**YOUR OBJECTIVE:**
In the material below, print every line exactly and omit the pictures.

**DATA RECORDS:**
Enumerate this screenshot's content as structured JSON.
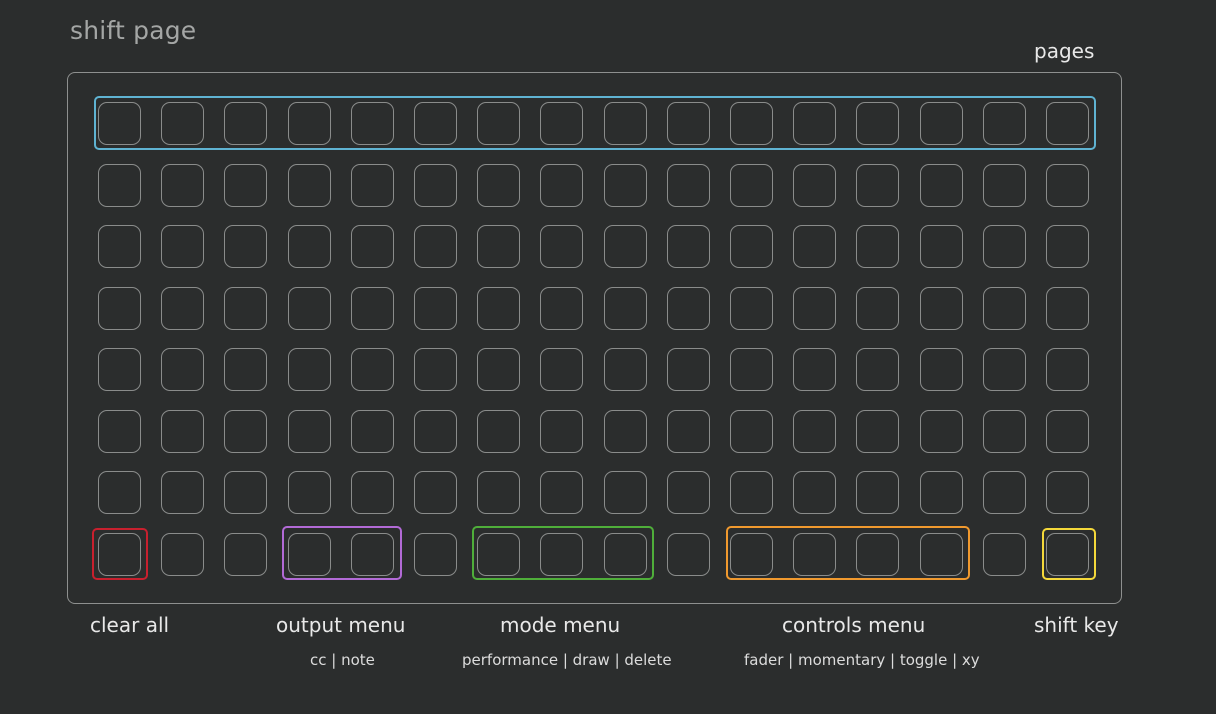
{
  "title": "shift page",
  "pages_label": "pages",
  "grid": {
    "columns": 16,
    "rows": 8
  },
  "groups": {
    "clear_all": {
      "label": "clear all",
      "color": "#c8202e"
    },
    "output_menu": {
      "label": "output menu",
      "sub": "cc | note",
      "color": "#b26ad6"
    },
    "mode_menu": {
      "label": "mode menu",
      "sub": "performance  | draw | delete",
      "color": "#4fae3a"
    },
    "controls_menu": {
      "label": "controls menu",
      "sub": "fader  | momentary | toggle | xy",
      "color": "#f0992e"
    },
    "shift_key": {
      "label": "shift key",
      "color": "#f4d83a"
    },
    "pages": {
      "color": "#5fb3d2"
    }
  }
}
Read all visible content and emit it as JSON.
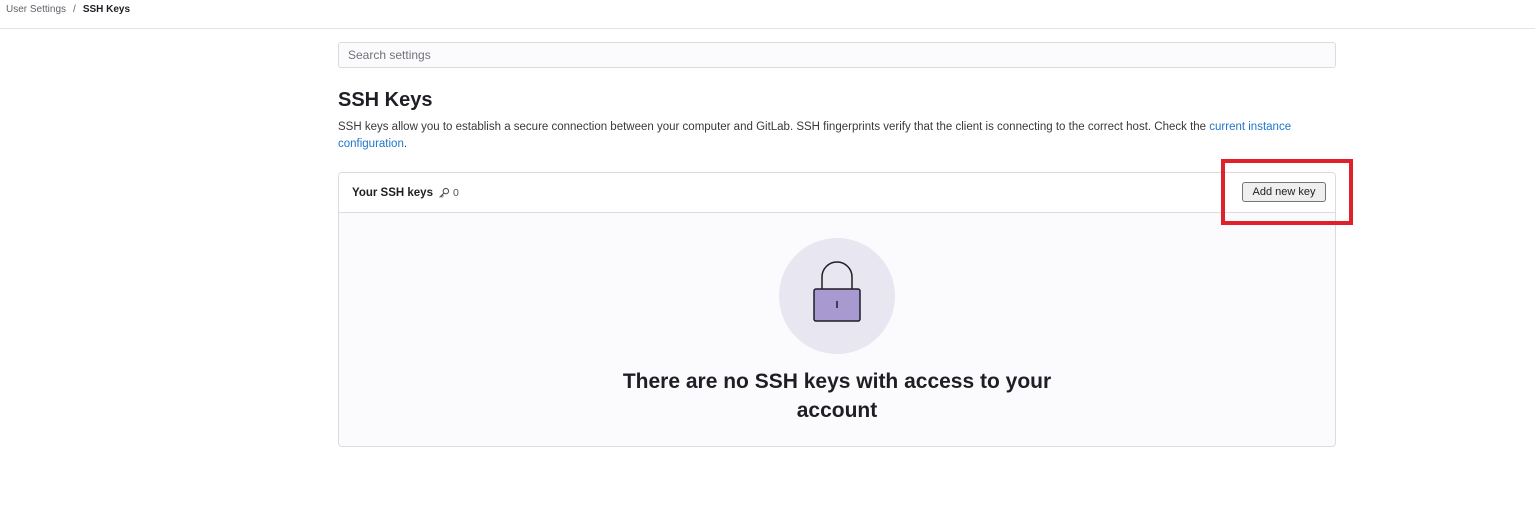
{
  "breadcrumb": {
    "parent": "User Settings",
    "separator": "/",
    "current": "SSH Keys"
  },
  "search": {
    "placeholder": "Search settings",
    "value": ""
  },
  "page": {
    "title": "SSH Keys",
    "description": "SSH keys allow you to establish a secure connection between your computer and GitLab. SSH fingerprints verify that the client is connecting to the correct host. Check the ",
    "description_link": "current instance configuration",
    "description_end": "."
  },
  "keys_card": {
    "title": "Your SSH keys",
    "count": "0",
    "count_icon": "key-icon",
    "add_button_label": "Add new key"
  },
  "empty_state": {
    "illustration": "padlock-icon",
    "title": "There are no SSH keys with access to your account"
  },
  "colors": {
    "link": "#1f75cb",
    "highlight": "#e0202a",
    "lock_body": "#a89ad0",
    "illustration_bg": "#e8e6f1"
  }
}
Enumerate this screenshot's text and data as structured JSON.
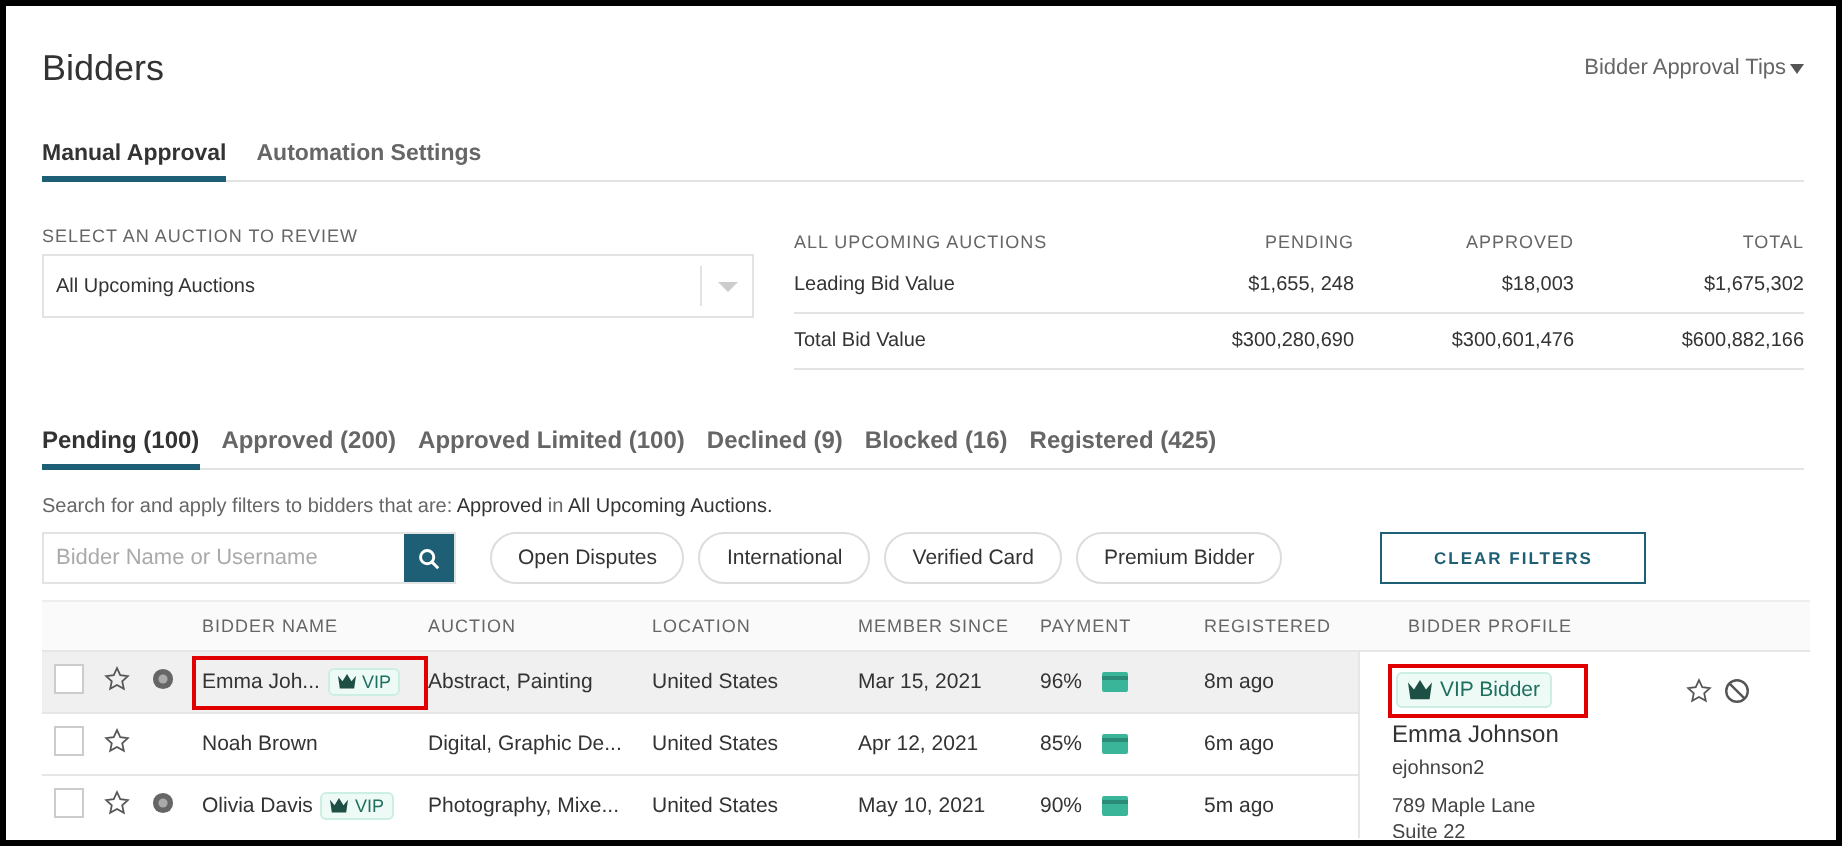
{
  "page": {
    "title": "Bidders",
    "tips_menu": "Bidder Approval Tips"
  },
  "view_tabs": [
    {
      "label": "Manual Approval",
      "selected": true
    },
    {
      "label": "Automation Settings",
      "selected": false
    }
  ],
  "auction_select": {
    "label": "SELECT AN AUCTION TO REVIEW",
    "value": "All Upcoming Auctions"
  },
  "summary": {
    "columns": [
      "ALL UPCOMING AUCTIONS",
      "PENDING",
      "APPROVED",
      "TOTAL"
    ],
    "rows": [
      [
        "Leading Bid Value",
        "$1,655, 248",
        "$18,003",
        "$1,675,302"
      ],
      [
        "Total Bid Value",
        "$300,280,690",
        "$300,601,476",
        "$600,882,166"
      ]
    ]
  },
  "status_tabs": [
    {
      "label": "Pending (100)",
      "selected": true
    },
    {
      "label": "Approved (200)",
      "selected": false
    },
    {
      "label": "Approved Limited (100)",
      "selected": false
    },
    {
      "label": "Declined (9)",
      "selected": false
    },
    {
      "label": "Blocked (16)",
      "selected": false
    },
    {
      "label": "Registered (425)",
      "selected": false
    }
  ],
  "filter_hint": "Search for and apply filters to bidders that are: **Approved** in **All Upcoming Auctions.**",
  "search": {
    "placeholder": "Bidder Name or Username"
  },
  "filters": [
    "Open Disputes",
    "International",
    "Verified Card",
    "Premium Bidder"
  ],
  "clear_button": "CLEAR FILTERS",
  "table": {
    "columns": [
      "BIDDER NAME",
      "AUCTION",
      "LOCATION",
      "MEMBER SINCE",
      "PAYMENT",
      "REGISTERED"
    ],
    "rows": [
      {
        "selected": true,
        "checked": false,
        "starred": false,
        "verified": true,
        "highlighted": true,
        "name": "Emma Joh...",
        "vip": "VIP",
        "auction": "Abstract, Painting",
        "location": "United States",
        "member_since": "Mar 15, 2021",
        "payment": "96%",
        "registered": "8m ago"
      },
      {
        "selected": false,
        "checked": false,
        "starred": false,
        "verified": false,
        "highlighted": false,
        "name": "Noah Brown",
        "auction": "Digital, Graphic De...",
        "location": "United States",
        "member_since": "Apr 12, 2021",
        "payment": "85%",
        "registered": "6m ago"
      },
      {
        "selected": false,
        "checked": false,
        "starred": false,
        "verified": true,
        "highlighted": false,
        "name": "Olivia Davis",
        "vip": "VIP",
        "auction": "Photography, Mixe...",
        "location": "United States",
        "member_since": "May 10, 2021",
        "payment": "90%",
        "registered": "5m ago"
      }
    ]
  },
  "profile": {
    "heading": "BIDDER PROFILE",
    "badge": "VIP Bidder",
    "highlighted": true,
    "starred": false,
    "name": "Emma Johnson",
    "username": "ejohnson2",
    "address": [
      "789 Maple Lane",
      "Suite 22"
    ]
  }
}
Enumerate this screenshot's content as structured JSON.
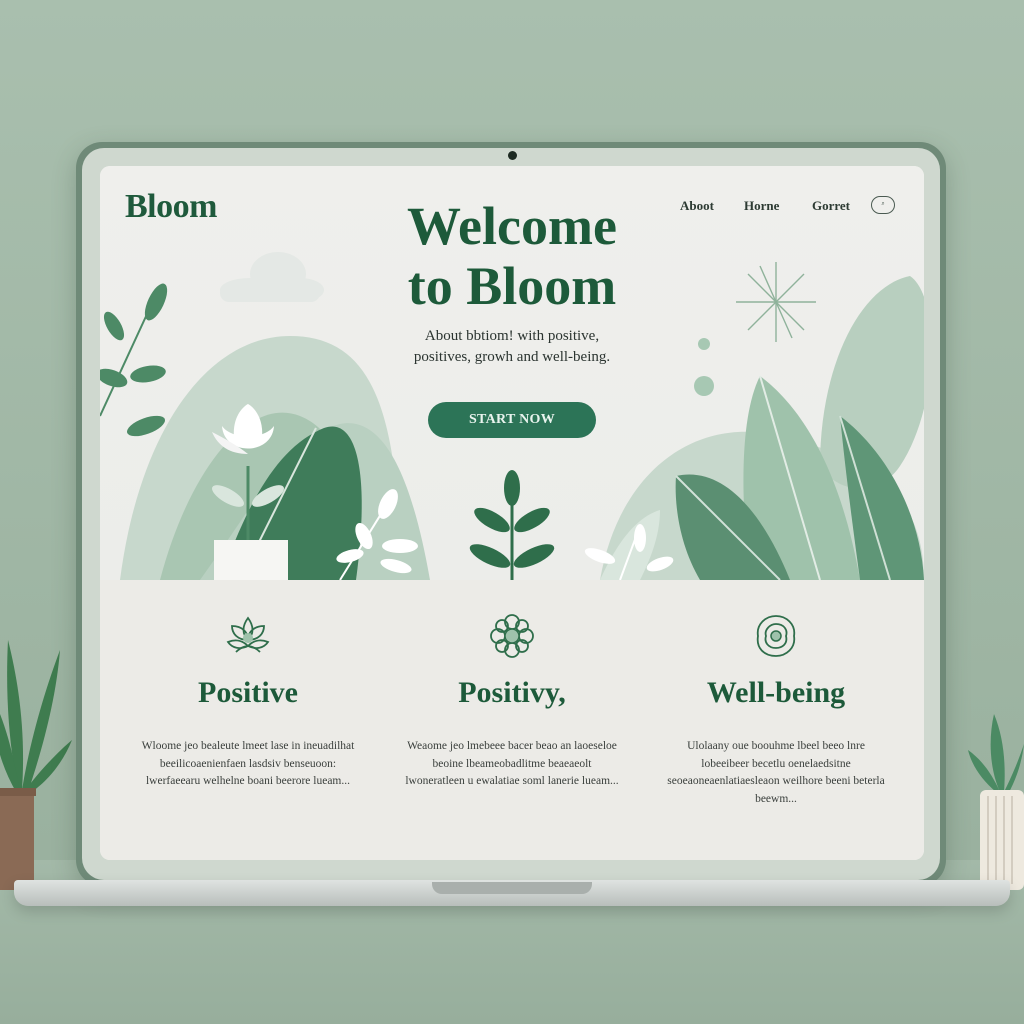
{
  "header": {
    "logo": "Bloom",
    "nav": [
      "Aboot",
      "Horne",
      "Gorret"
    ],
    "nav_button": "⌕"
  },
  "hero": {
    "title_line1": "Welcome",
    "title_line2": "to Bloom",
    "subtitle_line1": "About bbtiom! with positive,",
    "subtitle_line2": "positives, growh and well-being.",
    "cta_label": "START NOW"
  },
  "features": [
    {
      "title": "Positive",
      "icon": "lotus-icon",
      "text": "Wloome jeo bealeute lmeet lase in ineuadilhat beeilicoaenienfaen lasdsiv benseuoon: lwerfaeearu welhelne boani beerore lueam..."
    },
    {
      "title": "Positivy,",
      "icon": "flower-icon",
      "text": "Weaome jeo lmebeee bacer beao an laoeseloe beoine lbeameobadlitme beaeaeolt lwoneratleen u ewalatiae soml lanerie lueam..."
    },
    {
      "title": "Well-being",
      "icon": "rose-icon",
      "text": "Ulolaany oue boouhme lbeel beeo lnre lobeeibeer becetlu oenelaedsitne seoeaoneaenlatiaesleaon weilhore beeni beterla beewm..."
    }
  ],
  "colors": {
    "brand": "#1d5a3a",
    "cta": "#2c7457",
    "leaf_dark": "#3f7c5a",
    "leaf_light": "#9cbfa8",
    "background": "#a9bfae"
  }
}
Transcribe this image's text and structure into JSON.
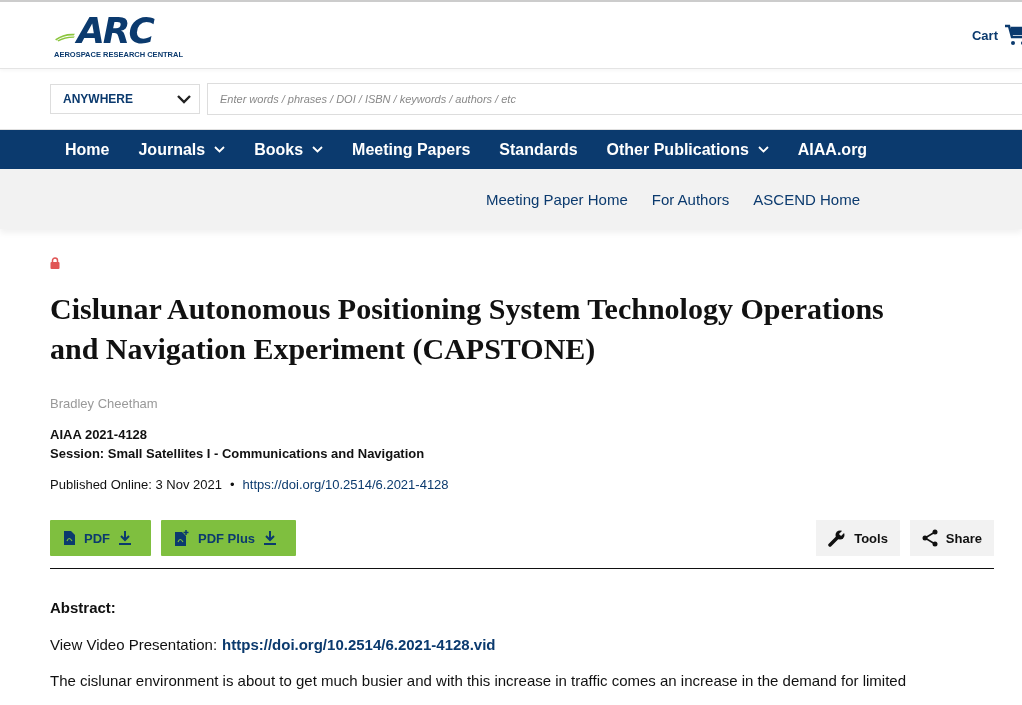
{
  "logo": {
    "mark": "ARC",
    "tagline": "AEROSPACE RESEARCH CENTRAL"
  },
  "cart": {
    "label": "Cart"
  },
  "search": {
    "scope": "ANYWHERE",
    "placeholder": "Enter words / phrases / DOI / ISBN / keywords / authors / etc"
  },
  "nav": [
    {
      "label": "Home",
      "has_menu": false
    },
    {
      "label": "Journals",
      "has_menu": true
    },
    {
      "label": "Books",
      "has_menu": true
    },
    {
      "label": "Meeting Papers",
      "has_menu": false
    },
    {
      "label": "Standards",
      "has_menu": false
    },
    {
      "label": "Other Publications",
      "has_menu": true
    },
    {
      "label": "AIAA.org",
      "has_menu": false
    }
  ],
  "subnav": [
    "Meeting Paper Home",
    "For Authors",
    "ASCEND Home"
  ],
  "article": {
    "locked": true,
    "title": "Cislunar Autonomous Positioning System Technology Operations and Navigation Experiment (CAPSTONE)",
    "author": "Bradley Cheetham",
    "paper_id": "AIAA 2021-4128",
    "session": "Session: Small Satellites I - Communications and Navigation",
    "published": "Published Online: 3 Nov 2021",
    "separator": "•",
    "doi": "https://doi.org/10.2514/6.2021-4128"
  },
  "downloads": [
    {
      "label": "PDF",
      "kind": "pdf"
    },
    {
      "label": "PDF Plus",
      "kind": "pdfplus"
    }
  ],
  "actions": [
    {
      "label": "Tools",
      "kind": "tools"
    },
    {
      "label": "Share",
      "kind": "share"
    }
  ],
  "abstract": {
    "heading": "Abstract:",
    "video_label": "View Video Presentation:",
    "video_link": "https://doi.org/10.2514/6.2021-4128.vid",
    "text": "The cislunar environment is about to get much busier and with this increase in traffic comes an increase in the demand for limited"
  }
}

**EXERCISE RESPONSE:**
Enumerate this screenshot's content as structured JSON.
{
  "title": "shift page",
  "pages_label": "pages",
  "grid": {
    "columns": 16,
    "rows": 8
  },
  "groups": {
    "clear_all": {
      "label": "clear all",
      "color": "#c8202e"
    },
    "output_menu": {
      "label": "output menu",
      "sub": "cc | note",
      "color": "#b26ad6"
    },
    "mode_menu": {
      "label": "mode menu",
      "sub": "performance  | draw | delete",
      "color": "#4fae3a"
    },
    "controls_menu": {
      "label": "controls menu",
      "sub": "fader  | momentary | toggle | xy",
      "color": "#f0992e"
    },
    "shift_key": {
      "label": "shift key",
      "color": "#f4d83a"
    },
    "pages": {
      "color": "#5fb3d2"
    }
  }
}
Read all visible content and emit it as JSON.
{
  "breadcrumb": {
    "parent": "User Settings",
    "separator": "/",
    "current": "SSH Keys"
  },
  "search": {
    "placeholder": "Search settings",
    "value": ""
  },
  "page": {
    "title": "SSH Keys",
    "description": "SSH keys allow you to establish a secure connection between your computer and GitLab. SSH fingerprints verify that the client is connecting to the correct host. Check the ",
    "description_link": "current instance configuration",
    "description_end": "."
  },
  "keys_card": {
    "title": "Your SSH keys",
    "count": "0",
    "count_icon": "key-icon",
    "add_button_label": "Add new key"
  },
  "empty_state": {
    "illustration": "padlock-icon",
    "title": "There are no SSH keys with access to your account"
  },
  "colors": {
    "link": "#1f75cb",
    "highlight": "#e0202a",
    "lock_body": "#a89ad0",
    "illustration_bg": "#e8e6f1"
  }
}
Enumerate this screenshot's text and data as structured JSON.
{
  "page": {
    "title": "Bidders",
    "tips_menu": "Bidder Approval Tips"
  },
  "view_tabs": [
    {
      "label": "Manual Approval",
      "selected": true
    },
    {
      "label": "Automation Settings",
      "selected": false
    }
  ],
  "auction_select": {
    "label": "SELECT AN AUCTION TO REVIEW",
    "value": "All Upcoming Auctions"
  },
  "summary": {
    "columns": [
      "ALL UPCOMING AUCTIONS",
      "PENDING",
      "APPROVED",
      "TOTAL"
    ],
    "rows": [
      [
        "Leading Bid Value",
        "$1,655, 248",
        "$18,003",
        "$1,675,302"
      ],
      [
        "Total Bid Value",
        "$300,280,690",
        "$300,601,476",
        "$600,882,166"
      ]
    ]
  },
  "status_tabs": [
    {
      "label": "Pending (100)",
      "selected": true
    },
    {
      "label": "Approved (200)",
      "selected": false
    },
    {
      "label": "Approved Limited (100)",
      "selected": false
    },
    {
      "label": "Declined (9)",
      "selected": false
    },
    {
      "label": "Blocked (16)",
      "selected": false
    },
    {
      "label": "Registered (425)",
      "selected": false
    }
  ],
  "filter_hint": "Search for and apply filters to bidders that are: **Approved** in **All Upcoming Auctions.**",
  "search": {
    "placeholder": "Bidder Name or Username"
  },
  "filters": [
    "Open Disputes",
    "International",
    "Verified Card",
    "Premium Bidder"
  ],
  "clear_button": "CLEAR FILTERS",
  "table": {
    "columns": [
      "BIDDER NAME",
      "AUCTION",
      "LOCATION",
      "MEMBER SINCE",
      "PAYMENT",
      "REGISTERED"
    ],
    "rows": [
      {
        "selected": true,
        "checked": false,
        "starred": false,
        "verified": true,
        "highlighted": true,
        "name": "Emma Joh...",
        "vip": "VIP",
        "auction": "Abstract, Painting",
        "location": "United States",
        "member_since": "Mar 15, 2021",
        "payment": "96%",
        "registered": "8m ago"
      },
      {
        "selected": false,
        "checked": false,
        "starred": false,
        "verified": false,
        "highlighted": false,
        "name": "Noah Brown",
        "auction": "Digital, Graphic De...",
        "location": "United States",
        "member_since": "Apr 12, 2021",
        "payment": "85%",
        "registered": "6m ago"
      },
      {
        "selected": false,
        "checked": false,
        "starred": false,
        "verified": true,
        "highlighted": false,
        "name": "Olivia Davis",
        "vip": "VIP",
        "auction": "Photography, Mixe...",
        "location": "United States",
        "member_since": "May 10, 2021",
        "payment": "90%",
        "registered": "5m ago"
      }
    ]
  },
  "profile": {
    "heading": "BIDDER PROFILE",
    "badge": "VIP Bidder",
    "highlighted": true,
    "starred": false,
    "name": "Emma Johnson",
    "username": "ejohnson2",
    "address": [
      "789 Maple Lane",
      "Suite 22"
    ]
  }
}
Enumerate this screenshot's content as structured JSON.
{
  "header": {
    "logo": "Bloom",
    "nav": [
      "Aboot",
      "Horne",
      "Gorret"
    ],
    "nav_button": "⌕"
  },
  "hero": {
    "title_line1": "Welcome",
    "title_line2": "to Bloom",
    "subtitle_line1": "About bbtiom! with positive,",
    "subtitle_line2": "positives, growh and well-being.",
    "cta_label": "START NOW"
  },
  "features": [
    {
      "title": "Positive",
      "icon": "lotus-icon",
      "text": "Wloome jeo bealeute lmeet lase in ineuadilhat beeilicoaenienfaen lasdsiv benseuoon: lwerfaeearu welhelne boani beerore lueam..."
    },
    {
      "title": "Positivy,",
      "icon": "flower-icon",
      "text": "Weaome jeo lmebeee bacer beao an laoeseloe beoine lbeameobadlitme beaeaeolt lwoneratleen u ewalatiae soml lanerie lueam..."
    },
    {
      "title": "Well-being",
      "icon": "rose-icon",
      "text": "Ulolaany oue boouhme lbeel beeo lnre lobeeibeer becetlu oenelaedsitne seoeaoneaenlatiaesleaon weilhore beeni beterla beewm..."
    }
  ],
  "colors": {
    "brand": "#1d5a3a",
    "cta": "#2c7457",
    "leaf_dark": "#3f7c5a",
    "leaf_light": "#9cbfa8",
    "background": "#a9bfae"
  }
}
Transcribe this image's text and structure into JSON.
{
  "logo": {
    "mark": "ARC",
    "tagline": "AEROSPACE RESEARCH CENTRAL"
  },
  "cart": {
    "label": "Cart"
  },
  "search": {
    "scope": "ANYWHERE",
    "placeholder": "Enter words / phrases / DOI / ISBN / keywords / authors / etc"
  },
  "nav": [
    {
      "label": "Home",
      "has_menu": false
    },
    {
      "label": "Journals",
      "has_menu": true
    },
    {
      "label": "Books",
      "has_menu": true
    },
    {
      "label": "Meeting Papers",
      "has_menu": false
    },
    {
      "label": "Standards",
      "has_menu": false
    },
    {
      "label": "Other Publications",
      "has_menu": true
    },
    {
      "label": "AIAA.org",
      "has_menu": false
    }
  ],
  "subnav": [
    "Meeting Paper Home",
    "For Authors",
    "ASCEND Home"
  ],
  "article": {
    "locked": true,
    "title": "Cislunar Autonomous Positioning System Technology Operations and Navigation Experiment (CAPSTONE)",
    "author": "Bradley Cheetham",
    "paper_id": "AIAA 2021-4128",
    "session": "Session: Small Satellites I - Communications and Navigation",
    "published": "Published Online: 3 Nov 2021",
    "separator": "•",
    "doi": "https://doi.org/10.2514/6.2021-4128"
  },
  "downloads": [
    {
      "label": "PDF",
      "kind": "pdf"
    },
    {
      "label": "PDF Plus",
      "kind": "pdfplus"
    }
  ],
  "actions": [
    {
      "label": "Tools",
      "kind": "tools"
    },
    {
      "label": "Share",
      "kind": "share"
    }
  ],
  "abstract": {
    "heading": "Abstract:",
    "video_label": "View Video Presentation:",
    "video_link": "https://doi.org/10.2514/6.2021-4128.vid",
    "text": "The cislunar environment is about to get much busier and with this increase in traffic comes an increase in the demand for limited"
  }
}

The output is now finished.